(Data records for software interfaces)
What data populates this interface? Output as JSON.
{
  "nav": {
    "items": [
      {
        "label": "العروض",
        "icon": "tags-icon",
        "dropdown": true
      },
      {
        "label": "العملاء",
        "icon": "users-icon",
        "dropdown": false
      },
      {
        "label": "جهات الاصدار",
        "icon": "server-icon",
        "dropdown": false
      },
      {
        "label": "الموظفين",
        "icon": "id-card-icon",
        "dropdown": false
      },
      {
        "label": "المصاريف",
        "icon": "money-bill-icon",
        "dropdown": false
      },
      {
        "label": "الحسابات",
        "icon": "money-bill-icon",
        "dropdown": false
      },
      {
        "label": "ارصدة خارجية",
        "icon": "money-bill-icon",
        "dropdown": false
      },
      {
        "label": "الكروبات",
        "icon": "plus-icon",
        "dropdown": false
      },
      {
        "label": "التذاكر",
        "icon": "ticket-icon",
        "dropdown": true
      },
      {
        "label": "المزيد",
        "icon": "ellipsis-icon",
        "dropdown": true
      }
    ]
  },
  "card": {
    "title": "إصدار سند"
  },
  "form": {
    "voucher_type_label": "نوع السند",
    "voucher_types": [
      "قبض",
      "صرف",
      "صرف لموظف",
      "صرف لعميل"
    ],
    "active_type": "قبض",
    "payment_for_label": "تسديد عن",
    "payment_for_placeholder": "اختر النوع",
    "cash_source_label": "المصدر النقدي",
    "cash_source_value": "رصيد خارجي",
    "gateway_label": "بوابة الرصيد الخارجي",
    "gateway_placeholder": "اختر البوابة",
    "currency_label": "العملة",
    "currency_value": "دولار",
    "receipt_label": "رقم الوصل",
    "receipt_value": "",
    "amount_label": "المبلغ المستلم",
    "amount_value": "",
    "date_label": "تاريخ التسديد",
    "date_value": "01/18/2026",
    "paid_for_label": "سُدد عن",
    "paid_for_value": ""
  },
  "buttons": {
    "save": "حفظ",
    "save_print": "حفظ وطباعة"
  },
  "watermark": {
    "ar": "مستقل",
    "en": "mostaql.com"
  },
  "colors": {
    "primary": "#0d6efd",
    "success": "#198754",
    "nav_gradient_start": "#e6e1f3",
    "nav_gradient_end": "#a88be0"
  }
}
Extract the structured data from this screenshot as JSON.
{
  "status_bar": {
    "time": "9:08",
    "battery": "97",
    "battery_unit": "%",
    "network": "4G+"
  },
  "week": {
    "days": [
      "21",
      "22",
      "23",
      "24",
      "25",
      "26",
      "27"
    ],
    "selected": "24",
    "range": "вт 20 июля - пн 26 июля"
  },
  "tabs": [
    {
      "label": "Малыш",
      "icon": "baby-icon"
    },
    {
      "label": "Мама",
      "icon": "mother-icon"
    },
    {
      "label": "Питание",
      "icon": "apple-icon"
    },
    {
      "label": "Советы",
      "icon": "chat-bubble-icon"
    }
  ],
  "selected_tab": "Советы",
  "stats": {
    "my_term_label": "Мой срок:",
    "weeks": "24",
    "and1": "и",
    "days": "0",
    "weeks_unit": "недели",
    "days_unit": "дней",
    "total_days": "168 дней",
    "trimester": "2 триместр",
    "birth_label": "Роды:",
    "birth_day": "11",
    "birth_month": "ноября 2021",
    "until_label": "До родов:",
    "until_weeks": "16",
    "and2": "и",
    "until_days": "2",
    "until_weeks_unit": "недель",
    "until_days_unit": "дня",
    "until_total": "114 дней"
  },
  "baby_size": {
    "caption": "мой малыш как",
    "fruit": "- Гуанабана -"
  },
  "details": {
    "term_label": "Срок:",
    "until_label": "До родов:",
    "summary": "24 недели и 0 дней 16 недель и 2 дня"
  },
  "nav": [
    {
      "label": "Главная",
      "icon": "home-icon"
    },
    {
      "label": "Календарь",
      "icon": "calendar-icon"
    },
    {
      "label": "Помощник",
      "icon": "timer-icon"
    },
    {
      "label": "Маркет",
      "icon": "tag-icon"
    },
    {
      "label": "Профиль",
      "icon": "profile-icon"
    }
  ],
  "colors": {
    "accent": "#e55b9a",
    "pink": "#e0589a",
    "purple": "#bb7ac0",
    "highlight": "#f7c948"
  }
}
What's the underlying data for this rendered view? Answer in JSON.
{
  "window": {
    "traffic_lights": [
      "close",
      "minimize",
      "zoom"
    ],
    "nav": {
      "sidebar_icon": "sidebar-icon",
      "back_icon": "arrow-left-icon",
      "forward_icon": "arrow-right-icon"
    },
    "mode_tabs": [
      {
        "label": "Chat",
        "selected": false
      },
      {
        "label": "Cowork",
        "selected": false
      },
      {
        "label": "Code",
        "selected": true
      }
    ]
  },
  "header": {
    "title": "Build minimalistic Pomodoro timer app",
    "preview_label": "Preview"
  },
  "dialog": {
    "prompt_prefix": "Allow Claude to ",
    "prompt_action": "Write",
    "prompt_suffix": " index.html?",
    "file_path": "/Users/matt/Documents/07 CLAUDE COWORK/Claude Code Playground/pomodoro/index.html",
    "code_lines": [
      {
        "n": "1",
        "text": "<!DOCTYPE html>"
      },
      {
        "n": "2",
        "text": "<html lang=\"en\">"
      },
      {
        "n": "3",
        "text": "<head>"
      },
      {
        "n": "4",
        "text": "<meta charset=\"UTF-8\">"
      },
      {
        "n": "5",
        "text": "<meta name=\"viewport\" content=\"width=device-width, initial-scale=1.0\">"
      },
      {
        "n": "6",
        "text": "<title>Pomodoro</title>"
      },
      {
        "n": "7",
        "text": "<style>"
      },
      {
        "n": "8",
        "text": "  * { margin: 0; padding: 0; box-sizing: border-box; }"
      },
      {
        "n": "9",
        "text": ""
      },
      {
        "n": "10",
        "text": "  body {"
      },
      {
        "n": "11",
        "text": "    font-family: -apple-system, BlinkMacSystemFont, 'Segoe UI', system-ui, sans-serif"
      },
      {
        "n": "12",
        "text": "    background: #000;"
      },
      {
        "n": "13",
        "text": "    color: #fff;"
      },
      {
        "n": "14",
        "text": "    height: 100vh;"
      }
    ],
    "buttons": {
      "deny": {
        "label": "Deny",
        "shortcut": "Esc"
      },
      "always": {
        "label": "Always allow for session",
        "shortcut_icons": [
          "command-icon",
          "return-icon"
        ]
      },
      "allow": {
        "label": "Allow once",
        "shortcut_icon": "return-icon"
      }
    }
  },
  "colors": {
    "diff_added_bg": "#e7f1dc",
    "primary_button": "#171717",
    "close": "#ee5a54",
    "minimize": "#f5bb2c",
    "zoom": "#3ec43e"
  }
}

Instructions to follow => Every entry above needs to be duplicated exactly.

Response =>
What data populates this interface? Output as JSON.
{
  "nav": {
    "items": [
      {
        "label": "العروض",
        "icon": "tags-icon",
        "dropdown": true
      },
      {
        "label": "العملاء",
        "icon": "users-icon",
        "dropdown": false
      },
      {
        "label": "جهات الاصدار",
        "icon": "server-icon",
        "dropdown": false
      },
      {
        "label": "الموظفين",
        "icon": "id-card-icon",
        "dropdown": false
      },
      {
        "label": "المصاريف",
        "icon": "money-bill-icon",
        "dropdown": false
      },
      {
        "label": "الحسابات",
        "icon": "money-bill-icon",
        "dropdown": false
      },
      {
        "label": "ارصدة خارجية",
        "icon": "money-bill-icon",
        "dropdown": false
      },
      {
        "label": "الكروبات",
        "icon": "plus-icon",
        "dropdown": false
      },
      {
        "label": "التذاكر",
        "icon": "ticket-icon",
        "dropdown": true
      },
      {
        "label": "المزيد",
        "icon": "ellipsis-icon",
        "dropdown": true
      }
    ]
  },
  "card": {
    "title": "إصدار سند"
  },
  "form": {
    "voucher_type_label": "نوع السند",
    "voucher_types": [
      "قبض",
      "صرف",
      "صرف لموظف",
      "صرف لعميل"
    ],
    "active_type": "قبض",
    "payment_for_label": "تسديد عن",
    "payment_for_placeholder": "اختر النوع",
    "cash_source_label": "المصدر النقدي",
    "cash_source_value": "رصيد خارجي",
    "gateway_label": "بوابة الرصيد الخارجي",
    "gateway_placeholder": "اختر البوابة",
    "currency_label": "العملة",
    "currency_value": "دولار",
    "receipt_label": "رقم الوصل",
    "receipt_value": "",
    "amount_label": "المبلغ المستلم",
    "amount_value": "",
    "date_label": "تاريخ التسديد",
    "date_value": "01/18/2026",
    "paid_for_label": "سُدد عن",
    "paid_for_value": ""
  },
  "buttons": {
    "save": "حفظ",
    "save_print": "حفظ وطباعة"
  },
  "watermark": {
    "ar": "مستقل",
    "en": "mostaql.com"
  },
  "colors": {
    "primary": "#0d6efd",
    "success": "#198754",
    "nav_gradient_start": "#e6e1f3",
    "nav_gradient_end": "#a88be0"
  }
}
Extract the structured data from this screenshot as JSON.
{
  "status_bar": {
    "time": "9:08",
    "battery": "97",
    "battery_unit": "%",
    "network": "4G+"
  },
  "week": {
    "days": [
      "21",
      "22",
      "23",
      "24",
      "25",
      "26",
      "27"
    ],
    "selected": "24",
    "range": "вт 20 июля - пн 26 июля"
  },
  "tabs": [
    {
      "label": "Малыш",
      "icon": "baby-icon"
    },
    {
      "label": "Мама",
      "icon": "mother-icon"
    },
    {
      "label": "Питание",
      "icon": "apple-icon"
    },
    {
      "label": "Советы",
      "icon": "chat-bubble-icon"
    }
  ],
  "selected_tab": "Советы",
  "stats": {
    "my_term_label": "Мой срок:",
    "weeks": "24",
    "and1": "и",
    "days": "0",
    "weeks_unit": "недели",
    "days_unit": "дней",
    "total_days": "168 дней",
    "trimester": "2 триместр",
    "birth_label": "Роды:",
    "birth_day": "11",
    "birth_month": "ноября 2021",
    "until_label": "До родов:",
    "until_weeks": "16",
    "and2": "и",
    "until_days": "2",
    "until_weeks_unit": "недель",
    "until_days_unit": "дня",
    "until_total": "114 дней"
  },
  "baby_size": {
    "caption": "мой малыш как",
    "fruit": "- Гуанабана -"
  },
  "details": {
    "term_label": "Срок:",
    "until_label": "До родов:",
    "summary": "24 недели и 0 дней 16 недель и 2 дня"
  },
  "nav": [
    {
      "label": "Главная",
      "icon": "home-icon"
    },
    {
      "label": "Календарь",
      "icon": "calendar-icon"
    },
    {
      "label": "Помощник",
      "icon": "timer-icon"
    },
    {
      "label": "Маркет",
      "icon": "tag-icon"
    },
    {
      "label": "Профиль",
      "icon": "profile-icon"
    }
  ],
  "colors": {
    "accent": "#e55b9a",
    "pink": "#e0589a",
    "purple": "#bb7ac0",
    "highlight": "#f7c948"
  }
}
What's the underlying data for this rendered view? Answer in JSON.
{
  "window": {
    "traffic_lights": [
      "close",
      "minimize",
      "zoom"
    ],
    "nav": {
      "sidebar_icon": "sidebar-icon",
      "back_icon": "arrow-left-icon",
      "forward_icon": "arrow-right-icon"
    },
    "mode_tabs": [
      {
        "label": "Chat",
        "selected": false
      },
      {
        "label": "Cowork",
        "selected": false
      },
      {
        "label": "Code",
        "selected": true
      }
    ]
  },
  "header": {
    "title": "Build minimalistic Pomodoro timer app",
    "preview_label": "Preview"
  },
  "dialog": {
    "prompt_prefix": "Allow Claude to ",
    "prompt_action": "Write",
    "prompt_suffix": " index.html?",
    "file_path": "/Users/matt/Documents/07 CLAUDE COWORK/Claude Code Playground/pomodoro/index.html",
    "code_lines": [
      {
        "n": "1",
        "text": "<!DOCTYPE html>"
      },
      {
        "n": "2",
        "text": "<html lang=\"en\">"
      },
      {
        "n": "3",
        "text": "<head>"
      },
      {
        "n": "4",
        "text": "<meta charset=\"UTF-8\">"
      },
      {
        "n": "5",
        "text": "<meta name=\"viewport\" content=\"width=device-width, initial-scale=1.0\">"
      },
      {
        "n": "6",
        "text": "<title>Pomodoro</title>"
      },
      {
        "n": "7",
        "text": "<style>"
      },
      {
        "n": "8",
        "text": "  * { margin: 0; padding: 0; box-sizing: border-box; }"
      },
      {
        "n": "9",
        "text": ""
      },
      {
        "n": "10",
        "text": "  body {"
      },
      {
        "n": "11",
        "text": "    font-family: -apple-system, BlinkMacSystemFont, 'Segoe UI', system-ui, sans-serif"
      },
      {
        "n": "12",
        "text": "    background: #000;"
      },
      {
        "n": "13",
        "text": "    color: #fff;"
      },
      {
        "n": "14",
        "text": "    height: 100vh;"
      }
    ],
    "buttons": {
      "deny": {
        "label": "Deny",
        "shortcut": "Esc"
      },
      "always": {
        "label": "Always allow for session",
        "shortcut_icons": [
          "command-icon",
          "return-icon"
        ]
      },
      "allow": {
        "label": "Allow once",
        "shortcut_icon": "return-icon"
      }
    }
  },
  "colors": {
    "diff_added_bg": "#e7f1dc",
    "primary_button": "#171717",
    "close": "#ee5a54",
    "minimize": "#f5bb2c",
    "zoom": "#3ec43e"
  }
}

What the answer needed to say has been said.